New Kia Soul EV review
The Kia Soul EV follows in the footsteps of the brilliant e-Niro, and delivers almost as much in a cheaper package
|Car type||Range||Wallbox charge||Rapid charge|
|Electric||280 miles||9 hours||1 hour 15 mins|
While many manufacturers are still scrambling to build their first electric cars, Kia has just delivered its third: the new, second-generation Soul EV.
Replacing the previous Soul EV – which was launched in 2014 – the new model sits underneath the e-Niro in Kia’s electric range. Both cars use the same 64kWh battery and 201bhp electric motor, and return a very similar 280-mile range in real-world conditions.
To this end, Kia has installed a battery heating system to improve the cells’ performance in cold weather.
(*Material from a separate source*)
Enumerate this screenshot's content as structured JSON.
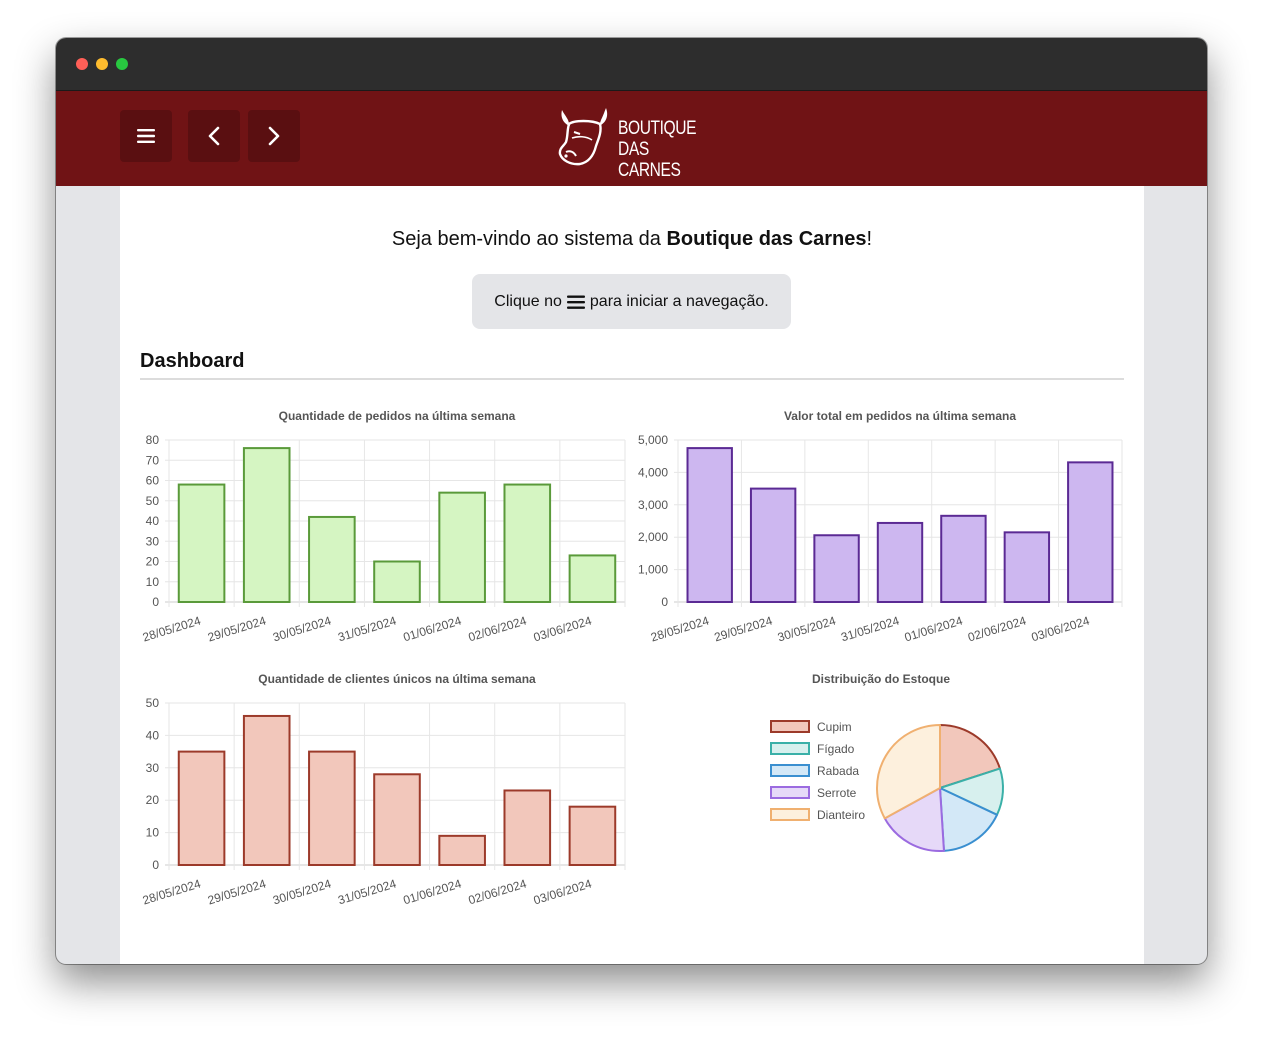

A heat pump also aids efficiency, and the clever air-conditioning directs air only to where it’s needed.
The Soul EV’s charging port can be found at the front end, and a full charge from flat will take around nine hours on a home wallbox charger. However, on a 50kW rapid charger – the like of which you’ll find at a motorway service station – a 0-80% top-up will take a mere 75 minutes. The Soul EV is compatible with both AC and DC chargers.
On the move, the electric motor returns the kind of performance a hot hatchback would be proud of: 0-62mph takes 7.9 seconds, and the Soul EV feels even faster from 0-30mph on urban roads. The front wheels struggled for grip once or twice when we were extra-aggressive with the accelerator, but this will rarely pose a problem for most drivers.
While the acceleration is fun, the Soul EV falls short with its steering, which feels too light and forced us to make lots of small corrections on the go. This improves when switching from Normal to Sport mode, but the extra weight gained here feels artificial. We’re hoping Kia will fine-tune the settings before the Soul EV arrives in the UK later in 2019.
Most electric cars suffer from a firm ride caused by the weight of their batteries, and the Soul EV is no different: bumps and rough road surfaces take their toll, but it’s far from harsh enough to be called uncomfortable.
Normal and Sport modes are joined by Eco and Eco+ settings, with the latter designed to extract the maximum possible range by turning up the regenerative braking and switching off the air-conditioning. You can adjust the level of regenerative braking to your liking, too, with paddles either side of the wheel: the harshest setting will bring the Soul EV to a complete stop without touching the brake pedal.
On our test route in South Korea, we were pleased to see the range dropping in line with the mileage we covered – both around town and on motorways – and we even saw the range rise with use of the regenerative braking system on downhill stretches. This bodes well for its arrival in the UK.
As does its new look: the previous generation of the Soul EV turned a lot of people off with its boxy proportions, but this new car features softer edges and a longer, sleeker profile. The LED front headlights, wraparound tail-lights, 17-inch alloy wheels and chrome detailing on the front end all add to the more stylish appearance.
Inside, Kia’s upmarket ambitions are evident with the 10.25-inch infotainment screen and soft-touch plastic panels on the dashboard and on the doors. All of the buttons and knobs are good to touch, and crucially feel well built enough to last at least as long as Kia’s standard seven-year warranty.
There’s lots of technology on board, with a seven-inch digital instrument cluster behind the steering wheel, plus a head-up display so drivers don’t need to avert their gaze from the road while driving. Meanwhile, safety features include 'level two' autonomous driving, which will keep the Soul EV in its lane and a set distance from the car ahead on the motorway.
Smartphone connectivity is provided in the form of Android Auto and Apple CarPlay, with wireless phone charging available as well.
A Harman Kardon audio system is standard, and the interior mood lighting can be configured to pulse to the rhythm of your music. And by downloading the Kia UVO app you’ll be able to adjust the climate control remotely, as well as keep an eye on charging progress while the Soul EV is plugged in.
There’s more space inside the new Soul EV than in the outgoing model, and rear passengers will be more than comfortable despite the rear headroom dropping slightly. The boot is bigger, too: there are 315 litres of space with the seats up – 34 litres more than before – and 1,339 litres with the seats down.
While the Soul EV shares much of its DNA with the e-Niro, it has a funkier character which should appeal to a more youthful audience. Kia hopes it'll be cheaper than the e-Niro, too: things could change between now and its UK launch at the end of the year, but the company hopes prices will start from less than £30,000, inclusive of the Government’s £3,500 plug-in car grant.
A cheaper alternative will be available in some markets in the form of a 39.2kWh version, delivering a range of 172 miles. Kia has yet to decide if that's coming to the UK, so watch this space.
Either way, the Soul EV is an excellent electric car that delivers almost everything the e-Niro – our 2019 Car of the Year – can in a more affordable package. Better still, with the e-Niro’s entire 2019 UK allocation accounted for, you’ll be able to buy the new Soul EV before its bigger sibling returns in 2020.